Worst Instincts: Cowardice, Conformity, and the ACLU (Hardcover)
When an organization committed to free speech succumbs to pressure to suppress internal criticism and disregard or "spin" the truth, it offers important lessons for other associations, corporations, and governments. Wendy Kaminer, a renowned advocate of civil liberties, calls on her experience as a dissident member of the American Civil Liberties Union national board to tell an inside story of dramatic ethical decline that has much to teach us about the land mines of groupthink.
Note from the Author
Ch. 2, The Problem with Partisanship, note 2.
This book is not a comprehensive expose of ACLU controversies, (which would be too tedious for me to write or you to read,) and the Beacon Press archive only documents this book; but my colleagues and I have been in the process of making a comprehensive record available in another publicly accessible archive.
About the Author

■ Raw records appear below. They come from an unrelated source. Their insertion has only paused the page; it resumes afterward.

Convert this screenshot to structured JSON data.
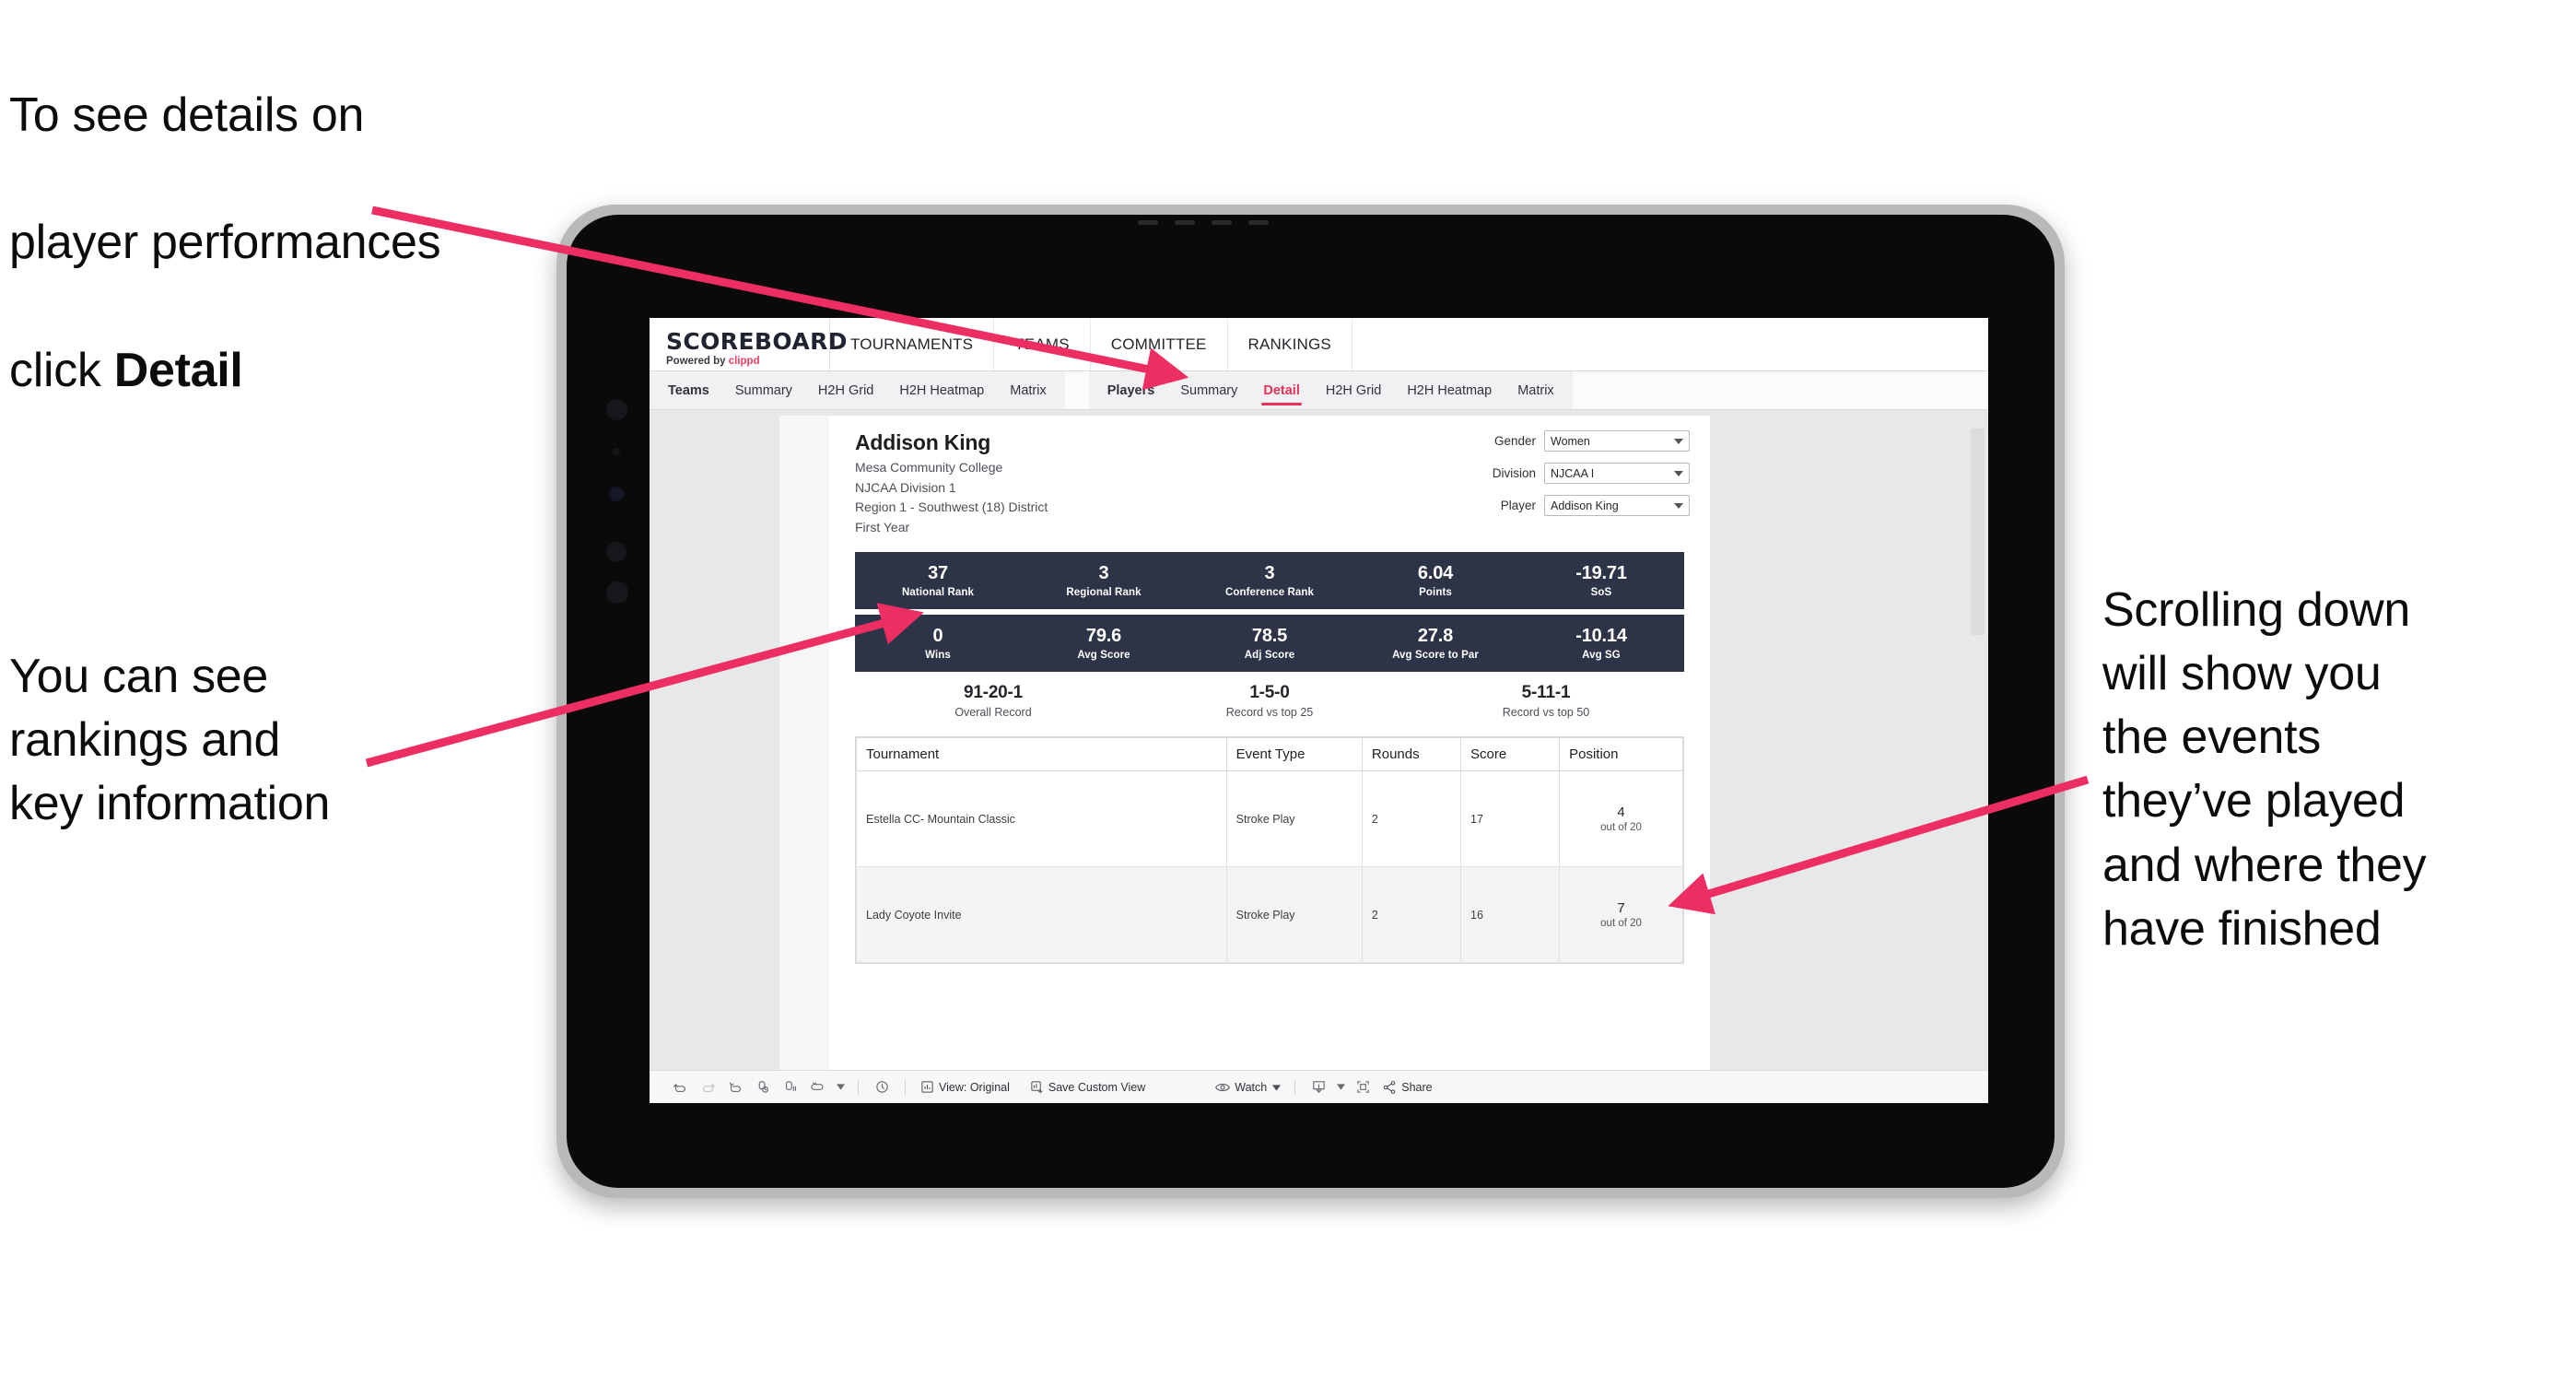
{
  "annotations": {
    "detail_line1": "To see details on",
    "detail_line2": "player performances",
    "detail_line3_prefix": "click ",
    "detail_line3_bold": "Detail",
    "ranking": "You can see\nrankings and\nkey information",
    "scrolling": "Scrolling down\nwill show you\nthe events\nthey’ve played\nand where they\nhave finished"
  },
  "app": {
    "logo_main": "SCOREBOARD",
    "logo_sub_prefix": "Powered by ",
    "logo_sub_brand": "clippd",
    "top_nav": [
      "TOURNAMENTS",
      "TEAMS",
      "COMMITTEE",
      "RANKINGS"
    ],
    "subnav_teams_group": [
      "Teams",
      "Summary",
      "H2H Grid",
      "H2H Heatmap",
      "Matrix"
    ],
    "subnav_players_group": [
      "Players",
      "Summary",
      "Detail",
      "H2H Grid",
      "H2H Heatmap",
      "Matrix"
    ],
    "active_subnav": "Detail"
  },
  "player": {
    "name": "Addison King",
    "college": "Mesa Community College",
    "division": "NJCAA Division 1",
    "region": "Region 1 - Southwest (18) District",
    "year": "First Year"
  },
  "filters": [
    {
      "label": "Gender",
      "value": "Women"
    },
    {
      "label": "Division",
      "value": "NJCAA I"
    },
    {
      "label": "Player",
      "value": "Addison King"
    }
  ],
  "stats_band_1": [
    {
      "value": "37",
      "label": "National Rank"
    },
    {
      "value": "3",
      "label": "Regional Rank"
    },
    {
      "value": "3",
      "label": "Conference Rank"
    },
    {
      "value": "6.04",
      "label": "Points"
    },
    {
      "value": "-19.71",
      "label": "SoS"
    }
  ],
  "stats_band_2": [
    {
      "value": "0",
      "label": "Wins"
    },
    {
      "value": "79.6",
      "label": "Avg Score"
    },
    {
      "value": "78.5",
      "label": "Adj Score"
    },
    {
      "value": "27.8",
      "label": "Avg Score to Par"
    },
    {
      "value": "-10.14",
      "label": "Avg SG"
    }
  ],
  "records": [
    {
      "value": "91-20-1",
      "label": "Overall Record"
    },
    {
      "value": "1-5-0",
      "label": "Record vs top 25"
    },
    {
      "value": "5-11-1",
      "label": "Record vs top 50"
    }
  ],
  "table": {
    "headers": [
      "Tournament",
      "Event Type",
      "Rounds",
      "Score",
      "Position"
    ],
    "rows": [
      {
        "tournament": "Estella CC- Mountain Classic",
        "event_type": "Stroke Play",
        "rounds": "2",
        "score": "17",
        "position": "4",
        "position_of": "out of 20"
      },
      {
        "tournament": "Lady Coyote Invite",
        "event_type": "Stroke Play",
        "rounds": "2",
        "score": "16",
        "position": "7",
        "position_of": "out of 20"
      }
    ]
  },
  "toolbar": {
    "view_label": "View: Original",
    "save_label": "Save Custom View",
    "watch_label": "Watch",
    "share_label": "Share"
  },
  "colors": {
    "accent_pink": "#e4335d",
    "band_navy": "#2e3447",
    "arrow_pink": "#ec २"
  }
}
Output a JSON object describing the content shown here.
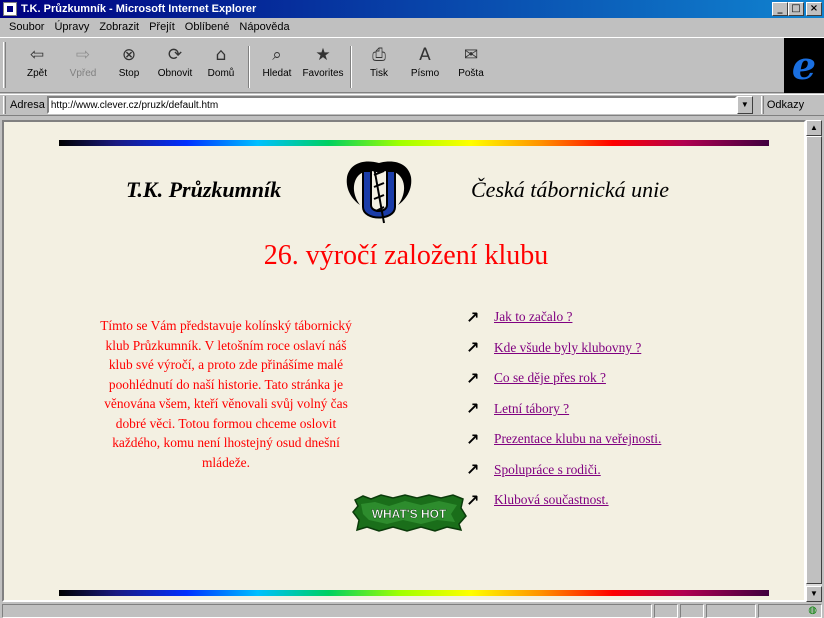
{
  "window": {
    "title": "T.K. Průzkumník - Microsoft Internet Explorer",
    "minimize": "_",
    "maximize": "□",
    "close": "×"
  },
  "menu": [
    "Soubor",
    "Úpravy",
    "Zobrazit",
    "Přejít",
    "Oblíbené",
    "Nápověda"
  ],
  "toolbar": {
    "back": "Zpět",
    "forward": "Vpřed",
    "stop": "Stop",
    "refresh": "Obnovit",
    "home": "Domů",
    "search": "Hledat",
    "favorites": "Favorites",
    "print": "Tisk",
    "font": "Písmo",
    "mail": "Pošta",
    "icons": {
      "back": "⇦",
      "forward": "⇨",
      "stop": "⊗",
      "refresh": "⟳",
      "home": "⌂",
      "search": "⌕",
      "favorites": "★",
      "print": "⎙",
      "font": "A",
      "mail": "✉"
    }
  },
  "address": {
    "label": "Adresa",
    "url": "http://www.clever.cz/pruzk/default.htm",
    "links_label": "Odkazy"
  },
  "page": {
    "club_name": "T.K. Průzkumník",
    "union_name": "Česká tábornická unie",
    "headline": "26. výročí založení klubu",
    "intro": "Tímto se Vám představuje kolínský tábornický klub Průzkumník. V letošním roce oslaví náš klub své výročí, a proto zde přinášíme malé poohlédnutí do naší historie. Tato stránka je věnována všem, kteří věnovali svůj volný čas dobré věci. Totou formou chceme oslovit každého, komu není lhostejný osud dnešní mládeže.",
    "links": [
      "Jak to začalo ?",
      "Kde všude byly klubovny ?",
      "Co se děje přes rok ?",
      "Letní tábory ?",
      "Prezentace klubu na veřejnosti.",
      "Spolupráce s rodiči.",
      "Klubová součastnost."
    ],
    "bullet": "↗",
    "hot_badge": "WHAT'S HOT"
  },
  "colors": {
    "link": "#800080",
    "headline": "#ff0000",
    "page_bg": "#f3f0e2",
    "title_bar": "#000080"
  }
}
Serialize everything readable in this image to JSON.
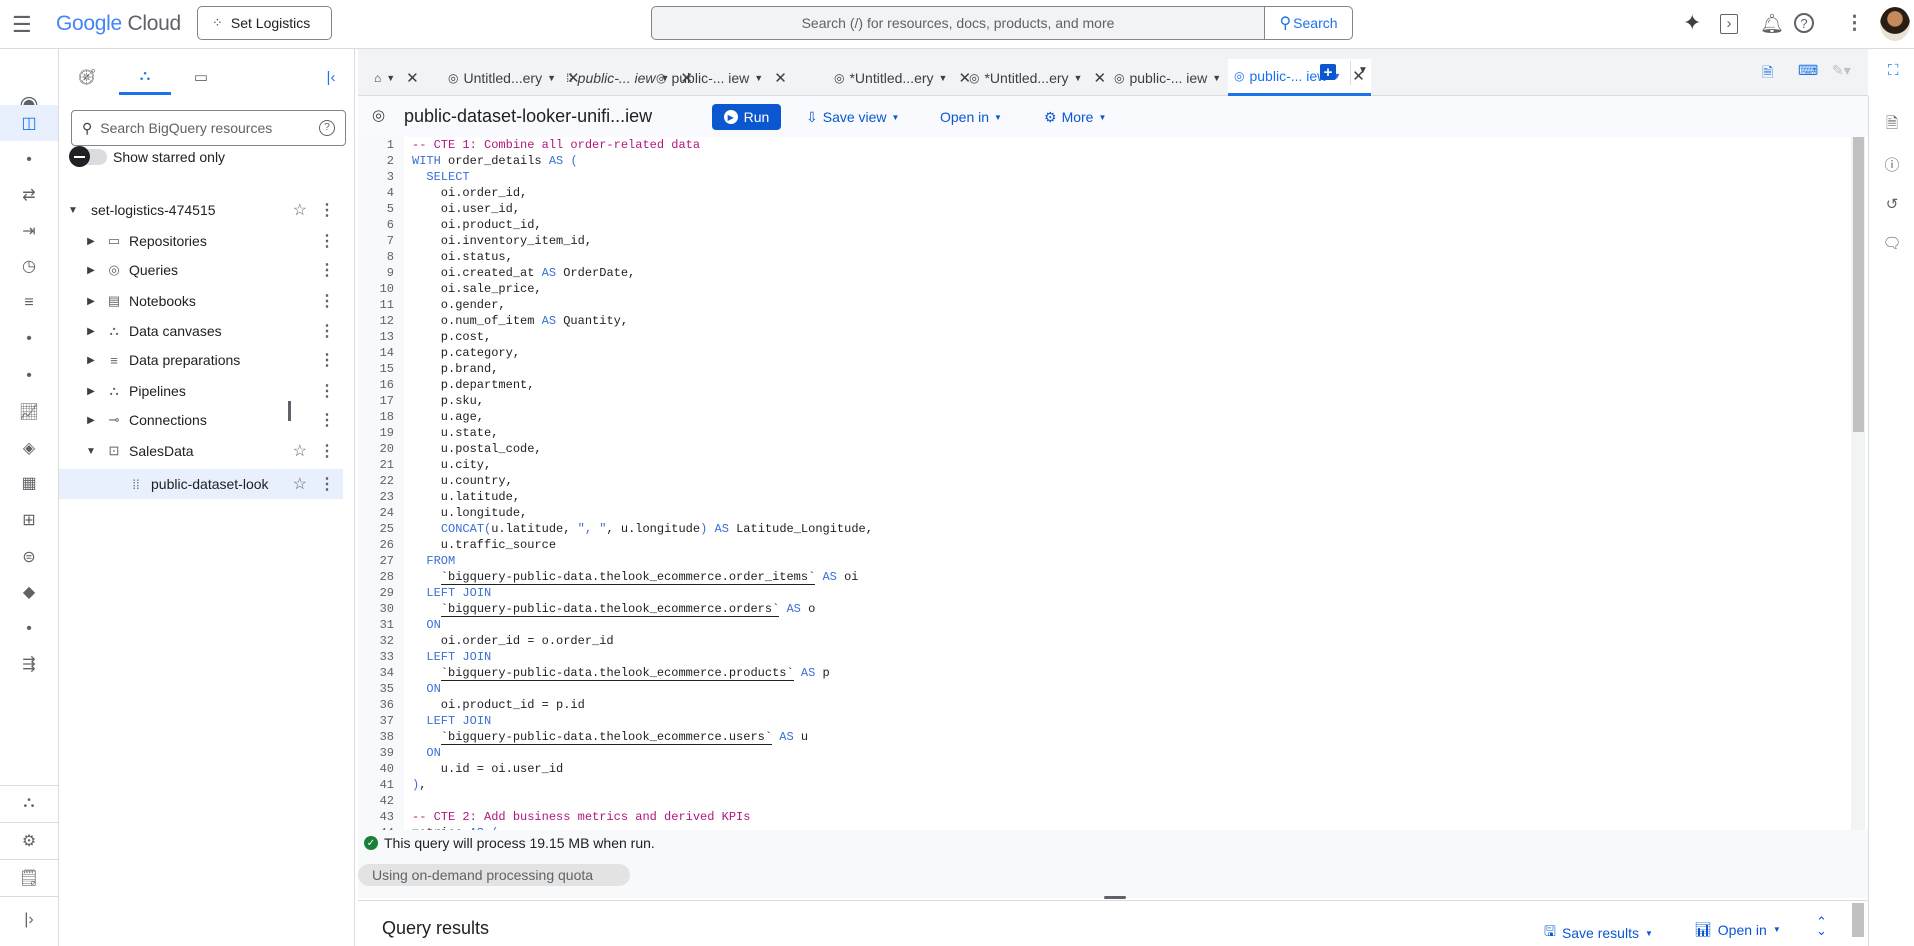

Wendy Kaminer is the author of many books, including "Free for All: Defending Liberty in America Today"; "I'm Dysfunctional, You're Dysfunctional: The Recovery Movement and Other Self-Help Fashions"; and "Sleeping with Extra-Terrestrials: The Rise of Irrationalism and Perils of Piety." She lives in Boston. "From the Trade Paperback edition."
Kaminer . . . weighs in on her disillusionment with the ACLU after serving on the national board in post-9/11 America. . . . Her depiction of how group members not only follow the herd but also ostracize the 'troublemaker' is compelling, and her book is brave and informative.—Publishers Weekly
"Standing up to your political enemies is easy, fun, and often profitable. Taking public issue with your friends and allies on a matter of great principle is none of these, but it is a far more important service to others. I am enormously grateful to Wendy Kaminer for the intellectual integrity and moral courage this book represents."—Congressman Barney Frank
"Witty, trenchant, devastating, Worst Instincts is a study of institutional decay, of how good organizations, blinded by the righteousness of their mission, do bad things."—Jack Beatty, author of Age of Betrayal and On Point news analyst
"The willingness to criticize your own based on principles you would apply to others is a measure of integrity. Kaminer's important book about her beloved ACLU has that integrity. She tells a startling, sad, and exceptionally well-documented story."—Ira Glasser, former executive director, ACLU